By Rob McBride
GENERAL SANTOS CITY, Philippines, 1 April 2011 – From agro-forestry to parent skills initiatives, Executive Board members from various United Nations agencies this week saw how their programmes are helping the Philippines recover from years of armed conflict.
|VIDEO: 1 April 2011 - UNICEF's Rob McBride reports on a visit by executive board members of UN agencies to witness the impact of projects in the Philippines. Watch in RealPlayer|
The six-day visit gave the inter-agency delegation on-the-ground insight into how joint projects with government and civil society partners are assisting the healing process. “This is what I believe the UN should be all about – transforming lives positively,” said Brian Bowler, the group’s leader and Permanent Representative of Malawi to the UN. “And in the case of the Philippines, they’re doing it successfully.”
The delegation included Executive Board members from UNICEF, the United Nations Development Programme (UNDP), the United Nations Population Fund (UNFPA), the United Nations Office for Project Services, the World Food Programme and UN Women.
|© UNICEF Video|
|Executive board members from UN agencies visited children at a UNICEF-supported day care centre in Mindanao in the Philippine,s as part of their trip.|
Making a difference
The recent relative peace in the decades-old armed conflict in the Philippines has been an opportunity for UN agencies to help the country progress towards meeting the Millennium Development Goals.
While they were there, the board members stopped by a UNFPA-supported birthing clinic, where they learned the difference that centres like this one have been making in reducing maternal and neonatal mortality rates.
“Many of the issues to do with poverty, and how poverty limits your choices, are almost universal,” said Ugochi Daniels, Country Representative in the Philippines for UNFPA.
Among other coordinated efforts, the World Food Programme is helping set up seedling nurseries as part of a series of agro-forestry initiatives, while a UNDP-supported initiative aims to develop a culture of peace within the country’s security forces.
During the visit, the Executive Board members split into three groups in order to see as many projects as possible.

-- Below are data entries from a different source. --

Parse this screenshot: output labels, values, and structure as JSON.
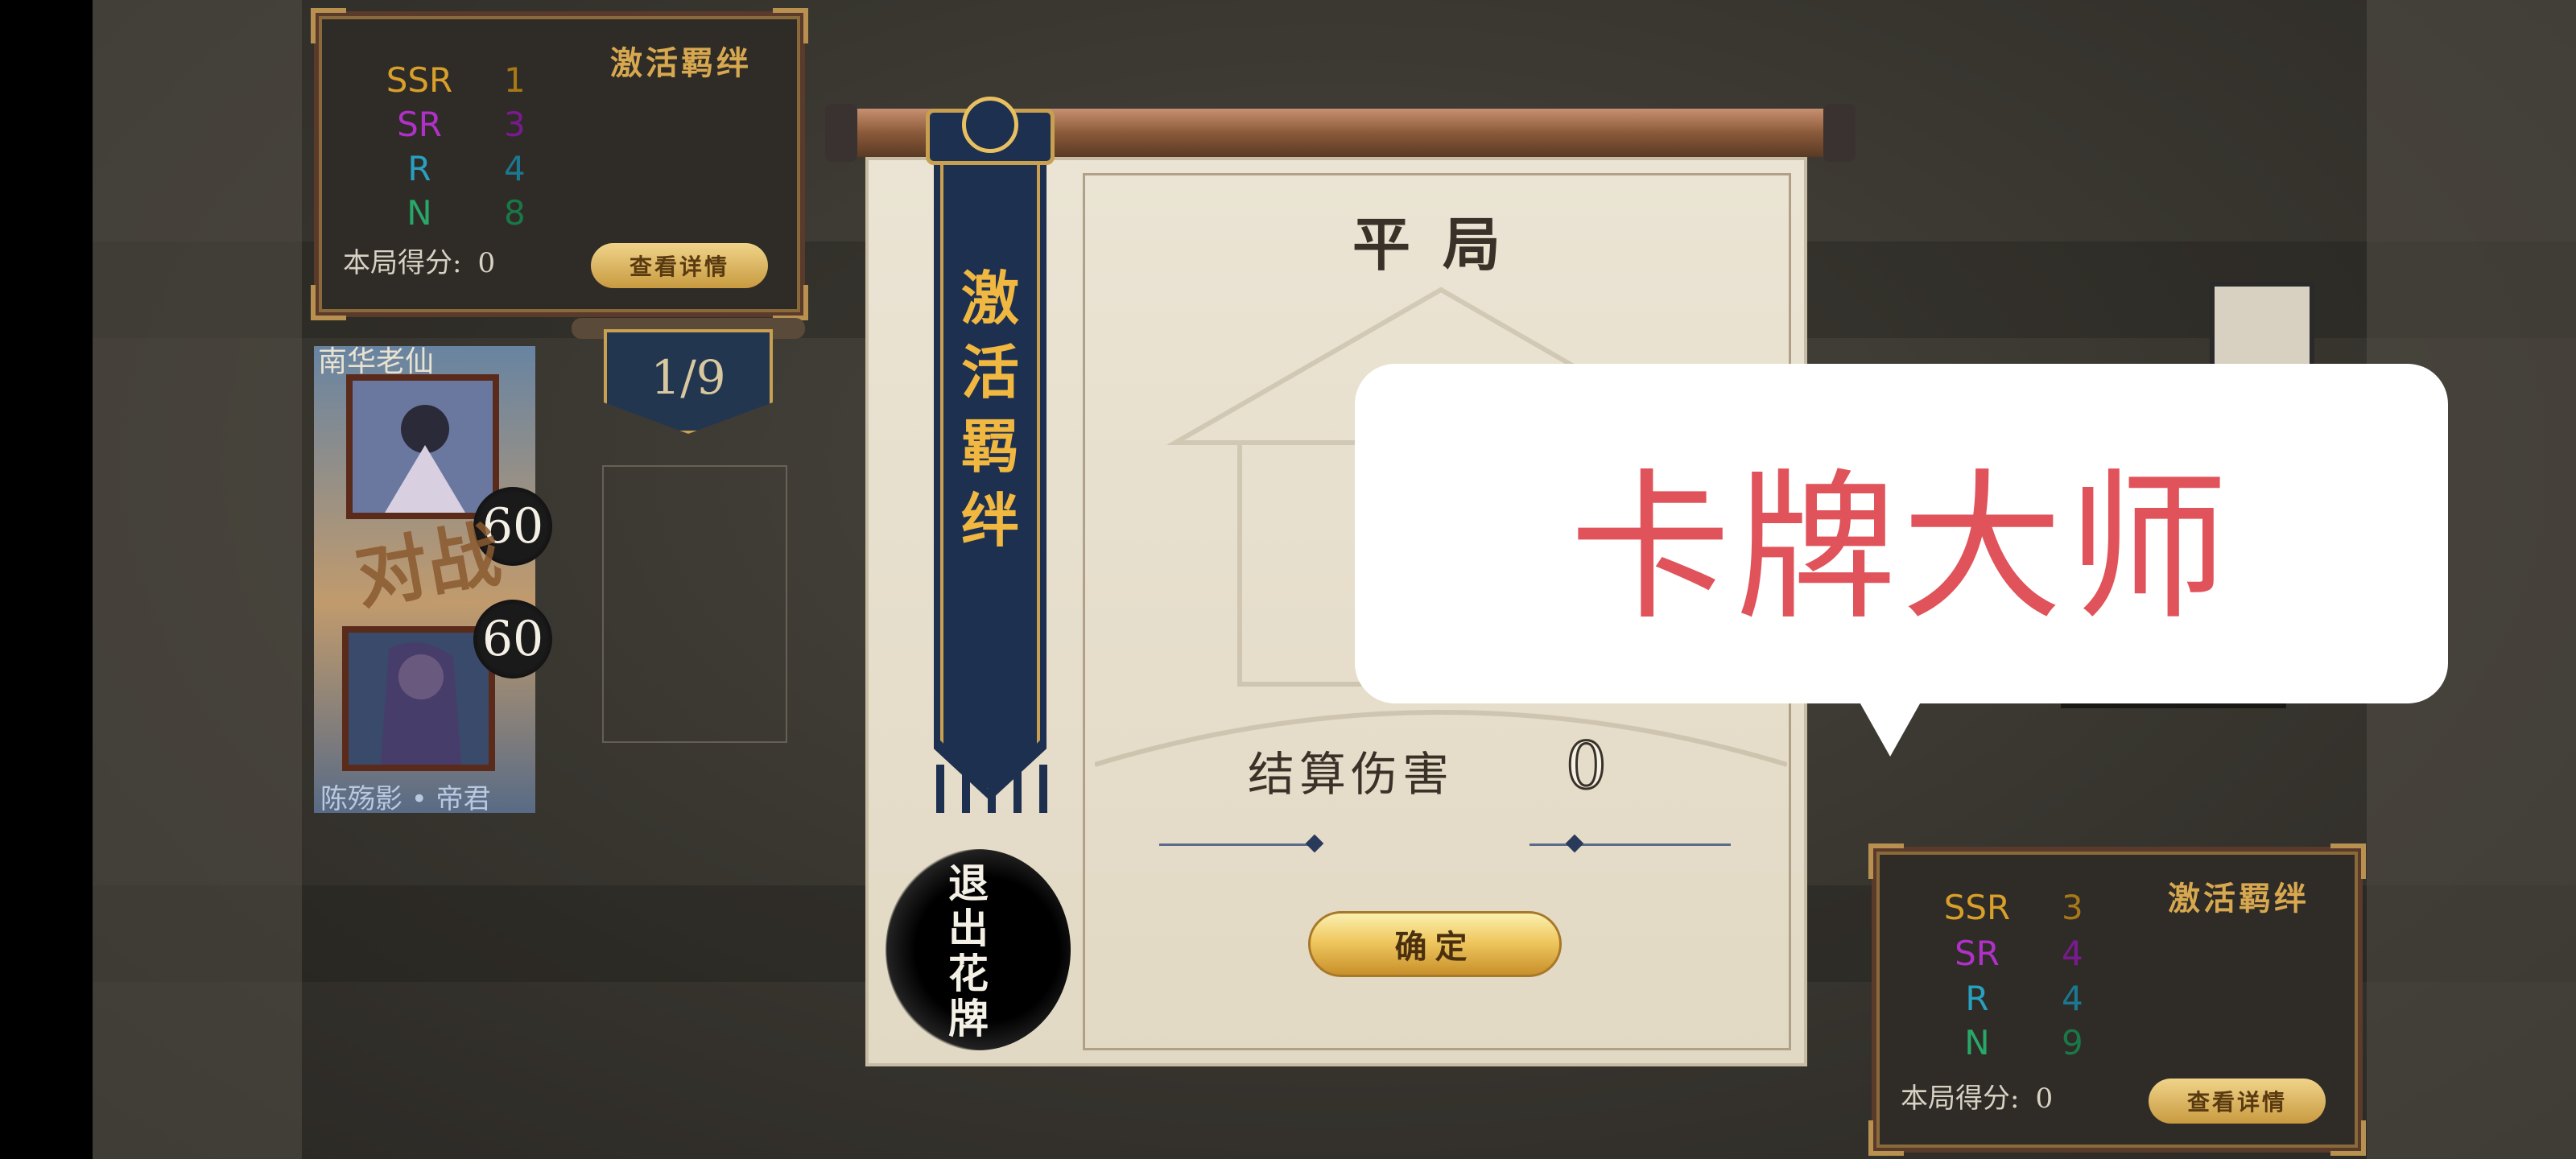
{
  "top_score": {
    "title": "激活羁绊",
    "rarities": [
      {
        "label": "SSR",
        "count": "1"
      },
      {
        "label": "SR",
        "count": "3"
      },
      {
        "label": "R",
        "count": "4"
      },
      {
        "label": "N",
        "count": "8"
      }
    ],
    "score_label": "本局得分:",
    "score_value": "0",
    "detail_label": "查看详情"
  },
  "bottom_score": {
    "title": "激活羁绊",
    "rarities": [
      {
        "label": "SSR",
        "count": "3"
      },
      {
        "label": "SR",
        "count": "4"
      },
      {
        "label": "R",
        "count": "4"
      },
      {
        "label": "N",
        "count": "9"
      }
    ],
    "score_label": "本局得分:",
    "score_value": "0",
    "detail_label": "查看详情"
  },
  "players": {
    "top_name": "南华老仙",
    "top_hp": "60",
    "bottom_name": "陈殇影 • 帝君",
    "bottom_hp": "60",
    "vs_label": "对战"
  },
  "round": "1/9",
  "banner_text": [
    "激",
    "活",
    "羁",
    "绊"
  ],
  "result": {
    "title": "平局",
    "damage_label": "结算伤害",
    "damage_value": "0",
    "confirm_label": "确定"
  },
  "exit_label": [
    "退",
    "出",
    "花",
    "牌"
  ],
  "brand_overlay": "卡牌大师"
}
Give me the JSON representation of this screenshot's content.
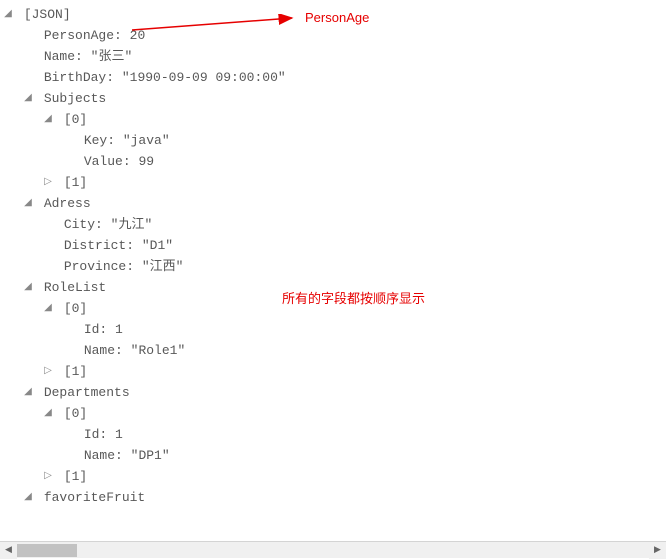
{
  "root_label": "[JSON]",
  "props": {
    "personAge": {
      "key": "PersonAge",
      "value": "20"
    },
    "name": {
      "key": "Name",
      "value": "\"张三\""
    },
    "birthDay": {
      "key": "BirthDay",
      "value": "\"1990-09-09 09:00:00\""
    }
  },
  "subjects": {
    "label": "Subjects",
    "idx0": "[0]",
    "item0": {
      "key": "Key",
      "keyVal": "\"java\"",
      "val": "Value",
      "valVal": "99"
    },
    "idx1": "[1]"
  },
  "address": {
    "label": "Adress",
    "city": {
      "key": "City",
      "value": "\"九江\""
    },
    "district": {
      "key": "District",
      "value": "\"D1\""
    },
    "province": {
      "key": "Province",
      "value": "\"江西\""
    }
  },
  "roleList": {
    "label": "RoleList",
    "idx0": "[0]",
    "item0": {
      "id": "Id",
      "idVal": "1",
      "name": "Name",
      "nameVal": "\"Role1\""
    },
    "idx1": "[1]"
  },
  "departments": {
    "label": "Departments",
    "idx0": "[0]",
    "item0": {
      "id": "Id",
      "idVal": "1",
      "name": "Name",
      "nameVal": "\"DP1\""
    },
    "idx1": "[1]"
  },
  "favoriteFruit": {
    "label": "favoriteFruit"
  },
  "annotations": {
    "personAgeLabel": "PersonAge",
    "sortNote": "所有的字段都按顺序显示"
  },
  "glyphs": {
    "down": "◢",
    "right": "▷",
    "scrollLeft": "◀",
    "scrollRight": "▶"
  }
}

One toured projects in Mindanao – the second largest island in the Philippines – while a second visited Maguindanao, a province struggling with the after-effects of conflict. The third visited Albay, a province suffering the combined effects of natural disasters, including volcanic eruptions and typhoons, as well as the impact of climate change.
|© UNICEF Video|
|A UNICEF-supported early childhood centre has already had a positive impact in Mindanao in the Philippines.|
Problems in the Philippines, as in other parts of the world, are not restricted to rural areas. The UN delegation’s itinerary included a visit to one of the poorest districts of Metro Manila, the most populous urban area in the country.
Here, a conditional cash transfer programme is helping some of the most vulnerable families by providing them with financial support in return for completing parent skills training. In an emotional meeting during the visit, mothers told tearful stories of how their lives were being transformed by the scheme.
It was a message echoed by many others throughout visit. In Mindanao, mothers Analuz Madanding and Gene Datuin said a newly built, UNICEF-supported early childhood centre had already had a profound effect.
“Before, we only had a hut to meet in,” said Ms. Datuin, cuddling her two-month-old baby. Now they were getting real help in caring for their families, she explained, as her older children played happily and noisily in the pre-school class on the other side of the room.
|© UNICEF Video|
|UN delegates visited one of the poorest urban districts in Metro Manila in the Philippines, where a cash transfer programme is providing financial assistance to families.|
At a neighbouring health centre, staff were caring for the province’s newest citizen, a baby boy born just three hours earlier. Rosalina Roxas, a rural health midwife, was able to tell the visitors how equipment and training from UNICEF was helping the centre fulfil its aim to provide a safe pregnancy and delivery experience. “To have happy mums and happy babies, that’s our vision,” she said.
As the visit drew to a close, the visiting UN agency Executive Board members were in no doubt about the successes they had seen, as well as the challenges that lay ahead.
“I see a firm commitment here from people on the ground,” said Gillian Joseph, Vice President of the UNICEF Executive Board and First Secretary of Antigua and Barbuda, adding that her message when she returns to headquarters in New York would be one of continued support.